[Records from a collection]
▬▬▬▬▬▬

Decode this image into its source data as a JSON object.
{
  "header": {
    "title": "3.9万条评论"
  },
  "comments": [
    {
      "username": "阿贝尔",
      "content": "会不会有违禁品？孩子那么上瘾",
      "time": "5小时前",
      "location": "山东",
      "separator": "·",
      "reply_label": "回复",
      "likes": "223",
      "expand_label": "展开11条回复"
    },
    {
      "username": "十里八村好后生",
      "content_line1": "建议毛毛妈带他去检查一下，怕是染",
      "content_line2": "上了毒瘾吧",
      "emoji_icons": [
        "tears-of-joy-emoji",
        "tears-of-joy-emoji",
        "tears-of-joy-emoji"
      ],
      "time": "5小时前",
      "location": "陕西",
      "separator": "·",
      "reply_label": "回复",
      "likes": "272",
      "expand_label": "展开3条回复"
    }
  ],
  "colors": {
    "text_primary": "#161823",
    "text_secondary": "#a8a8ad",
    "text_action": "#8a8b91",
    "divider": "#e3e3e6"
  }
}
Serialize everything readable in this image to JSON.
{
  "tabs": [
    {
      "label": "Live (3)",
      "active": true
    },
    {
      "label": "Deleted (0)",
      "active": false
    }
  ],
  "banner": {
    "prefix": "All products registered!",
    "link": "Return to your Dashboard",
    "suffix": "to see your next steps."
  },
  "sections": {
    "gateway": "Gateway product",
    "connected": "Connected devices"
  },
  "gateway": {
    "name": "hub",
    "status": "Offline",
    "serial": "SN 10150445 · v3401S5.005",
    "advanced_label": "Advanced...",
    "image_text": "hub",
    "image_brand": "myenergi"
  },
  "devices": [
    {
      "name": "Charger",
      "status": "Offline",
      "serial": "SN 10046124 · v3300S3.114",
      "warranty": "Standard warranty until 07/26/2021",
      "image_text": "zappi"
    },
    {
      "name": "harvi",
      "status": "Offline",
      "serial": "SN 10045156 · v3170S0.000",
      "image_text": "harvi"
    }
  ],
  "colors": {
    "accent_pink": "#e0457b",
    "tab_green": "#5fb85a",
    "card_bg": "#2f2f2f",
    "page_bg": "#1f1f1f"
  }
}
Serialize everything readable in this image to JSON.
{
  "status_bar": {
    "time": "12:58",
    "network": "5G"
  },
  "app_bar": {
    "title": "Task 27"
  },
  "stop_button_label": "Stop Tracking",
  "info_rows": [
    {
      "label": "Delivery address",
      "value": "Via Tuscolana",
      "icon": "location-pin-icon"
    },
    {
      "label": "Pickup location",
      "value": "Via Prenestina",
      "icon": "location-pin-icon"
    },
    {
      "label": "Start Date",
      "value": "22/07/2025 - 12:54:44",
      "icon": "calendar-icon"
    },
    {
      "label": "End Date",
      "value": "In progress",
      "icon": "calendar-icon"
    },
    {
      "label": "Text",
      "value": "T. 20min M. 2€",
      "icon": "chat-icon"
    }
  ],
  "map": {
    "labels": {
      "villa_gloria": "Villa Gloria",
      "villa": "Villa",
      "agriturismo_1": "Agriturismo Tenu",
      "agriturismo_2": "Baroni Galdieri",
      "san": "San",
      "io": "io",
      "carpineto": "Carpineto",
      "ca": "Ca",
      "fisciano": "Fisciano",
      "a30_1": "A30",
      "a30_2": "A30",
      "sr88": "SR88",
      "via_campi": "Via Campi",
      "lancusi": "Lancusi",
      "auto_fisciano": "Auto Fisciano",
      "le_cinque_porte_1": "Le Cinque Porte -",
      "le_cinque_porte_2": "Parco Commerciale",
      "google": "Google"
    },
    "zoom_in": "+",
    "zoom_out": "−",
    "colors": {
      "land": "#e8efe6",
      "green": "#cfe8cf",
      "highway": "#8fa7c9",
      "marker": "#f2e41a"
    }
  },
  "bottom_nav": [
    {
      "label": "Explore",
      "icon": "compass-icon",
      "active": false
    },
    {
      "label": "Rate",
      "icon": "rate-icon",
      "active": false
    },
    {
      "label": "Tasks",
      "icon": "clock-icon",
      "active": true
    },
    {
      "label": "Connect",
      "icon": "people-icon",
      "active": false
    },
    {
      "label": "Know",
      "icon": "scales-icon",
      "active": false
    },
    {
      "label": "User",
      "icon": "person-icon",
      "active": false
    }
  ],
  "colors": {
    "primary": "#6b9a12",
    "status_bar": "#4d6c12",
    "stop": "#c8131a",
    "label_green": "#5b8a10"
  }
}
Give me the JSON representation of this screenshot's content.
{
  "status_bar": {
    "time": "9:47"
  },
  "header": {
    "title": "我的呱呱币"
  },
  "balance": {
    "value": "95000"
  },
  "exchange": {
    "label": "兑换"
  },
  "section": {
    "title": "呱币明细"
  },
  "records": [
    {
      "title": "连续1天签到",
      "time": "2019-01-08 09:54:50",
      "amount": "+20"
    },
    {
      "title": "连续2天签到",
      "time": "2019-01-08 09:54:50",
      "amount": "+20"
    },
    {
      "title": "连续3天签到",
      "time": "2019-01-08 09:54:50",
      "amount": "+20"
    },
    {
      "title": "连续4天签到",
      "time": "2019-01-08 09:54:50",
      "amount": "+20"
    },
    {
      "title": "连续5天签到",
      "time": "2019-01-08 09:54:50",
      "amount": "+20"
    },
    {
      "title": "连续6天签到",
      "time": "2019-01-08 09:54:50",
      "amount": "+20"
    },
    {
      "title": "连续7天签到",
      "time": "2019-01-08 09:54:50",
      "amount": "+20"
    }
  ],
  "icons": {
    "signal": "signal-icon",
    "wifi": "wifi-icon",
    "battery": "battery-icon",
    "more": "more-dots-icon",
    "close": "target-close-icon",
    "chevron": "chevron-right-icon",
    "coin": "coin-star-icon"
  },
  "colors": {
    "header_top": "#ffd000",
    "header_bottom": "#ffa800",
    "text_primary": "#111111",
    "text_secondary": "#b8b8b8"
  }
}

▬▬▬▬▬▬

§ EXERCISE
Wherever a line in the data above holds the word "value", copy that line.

§ RESULT OF THE TASK
      "value": "Via Tuscolana",
      "value": "Via Prenestina",
      "value": "22/07/2025 - 12:54:44",
      "value": "In progress",
      "value": "T. 20min M. 2€",
    "value": "95000"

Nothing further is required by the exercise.